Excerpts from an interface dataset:
—————
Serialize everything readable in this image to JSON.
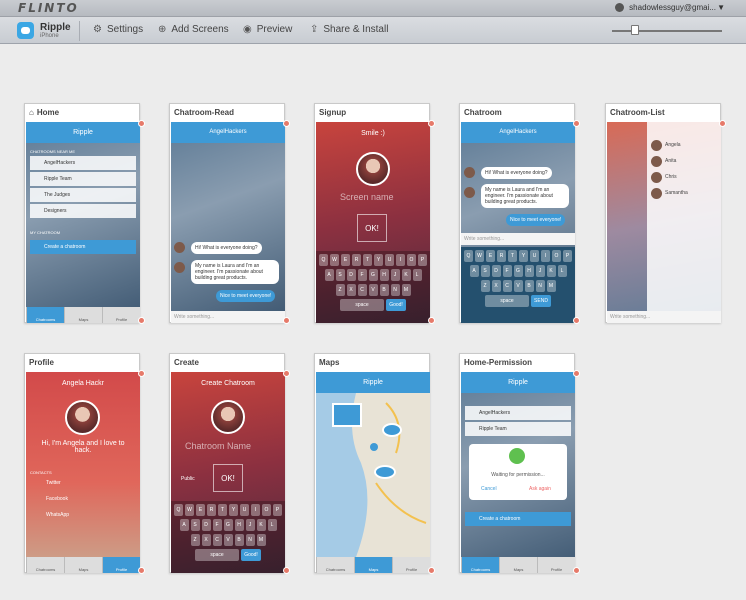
{
  "topbar": {
    "logo": "FLINTO",
    "user": "shadowlessguy@gmai..."
  },
  "toolbar": {
    "app_name": "Ripple",
    "app_sub": "iPhone",
    "buttons": [
      {
        "label": "Settings",
        "icon": "gear-icon"
      },
      {
        "label": "Add Screens",
        "icon": "plus-circle-icon"
      },
      {
        "label": "Preview",
        "icon": "eye-icon"
      },
      {
        "label": "Share & Install",
        "icon": "share-icon"
      }
    ]
  },
  "screens": [
    {
      "title": "Home"
    },
    {
      "title": "Chatroom-Read"
    },
    {
      "title": "Signup"
    },
    {
      "title": "Chatroom"
    },
    {
      "title": "Chatroom-List"
    },
    {
      "title": "Profile"
    },
    {
      "title": "Create"
    },
    {
      "title": "Maps"
    },
    {
      "title": "Home-Permission"
    }
  ],
  "content": {
    "home_header": "Ripple",
    "chatrooms_near": "CHATROOMS NEAR ME",
    "rooms": [
      "AngelHackers",
      "Ripple Team",
      "The Judges",
      "Designers"
    ],
    "my_chatroom": "MY CHATROOM",
    "create_chatroom": "Create a chatroom",
    "tabs": [
      "Chatrooms",
      "Maps",
      "Profile"
    ],
    "chat_room": "AngelHackers",
    "msg1": "Hi! What is everyone doing?",
    "msg2": "My name is Laura and I'm an engineer. I'm passionate about building great products.",
    "msg3": "Nice to meet everyone!",
    "write": "Write something...",
    "signup_title": "Smile :)",
    "screen_name": "Screen name",
    "ok": "OK!",
    "profile_name": "Angela Hackr",
    "profile_bio": "Hi, I'm Angela and I love to hack.",
    "contacts": "CONTACTS",
    "contact_items": [
      "Twitter",
      "Facebook",
      "WhatsApp"
    ],
    "create_title": "Create Chatroom",
    "chatroom_name": "Chatroom Name",
    "public": "Public",
    "space": "space",
    "good": "Good!",
    "send": "SEND",
    "maps_header": "Ripple",
    "waiting": "Waiting for permission...",
    "cancel": "Cancel",
    "ask_again": "Ask again",
    "list_names": [
      "Angela",
      "Anita",
      "Chris",
      "Samantha"
    ]
  },
  "colors": {
    "accent": "#3e9ad6",
    "dot": "#e67a6a"
  }
}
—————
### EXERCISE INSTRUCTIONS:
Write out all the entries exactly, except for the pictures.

### YOUR SOLUTION:
Serialize everything readable in this image to JSON.
{
  "topbar": {
    "logo": "FLINTO",
    "user": "shadowlessguy@gmai..."
  },
  "toolbar": {
    "app_name": "Ripple",
    "app_sub": "iPhone",
    "buttons": [
      {
        "label": "Settings",
        "icon": "gear-icon"
      },
      {
        "label": "Add Screens",
        "icon": "plus-circle-icon"
      },
      {
        "label": "Preview",
        "icon": "eye-icon"
      },
      {
        "label": "Share & Install",
        "icon": "share-icon"
      }
    ]
  },
  "screens": [
    {
      "title": "Home"
    },
    {
      "title": "Chatroom-Read"
    },
    {
      "title": "Signup"
    },
    {
      "title": "Chatroom"
    },
    {
      "title": "Chatroom-List"
    },
    {
      "title": "Profile"
    },
    {
      "title": "Create"
    },
    {
      "title": "Maps"
    },
    {
      "title": "Home-Permission"
    }
  ],
  "content": {
    "home_header": "Ripple",
    "chatrooms_near": "CHATROOMS NEAR ME",
    "rooms": [
      "AngelHackers",
      "Ripple Team",
      "The Judges",
      "Designers"
    ],
    "my_chatroom": "MY CHATROOM",
    "create_chatroom": "Create a chatroom",
    "tabs": [
      "Chatrooms",
      "Maps",
      "Profile"
    ],
    "chat_room": "AngelHackers",
    "msg1": "Hi! What is everyone doing?",
    "msg2": "My name is Laura and I'm an engineer. I'm passionate about building great products.",
    "msg3": "Nice to meet everyone!",
    "write": "Write something...",
    "signup_title": "Smile :)",
    "screen_name": "Screen name",
    "ok": "OK!",
    "profile_name": "Angela Hackr",
    "profile_bio": "Hi, I'm Angela and I love to hack.",
    "contacts": "CONTACTS",
    "contact_items": [
      "Twitter",
      "Facebook",
      "WhatsApp"
    ],
    "create_title": "Create Chatroom",
    "chatroom_name": "Chatroom Name",
    "public": "Public",
    "space": "space",
    "good": "Good!",
    "send": "SEND",
    "maps_header": "Ripple",
    "waiting": "Waiting for permission...",
    "cancel": "Cancel",
    "ask_again": "Ask again",
    "list_names": [
      "Angela",
      "Anita",
      "Chris",
      "Samantha"
    ]
  },
  "colors": {
    "accent": "#3e9ad6",
    "dot": "#e67a6a"
  }
}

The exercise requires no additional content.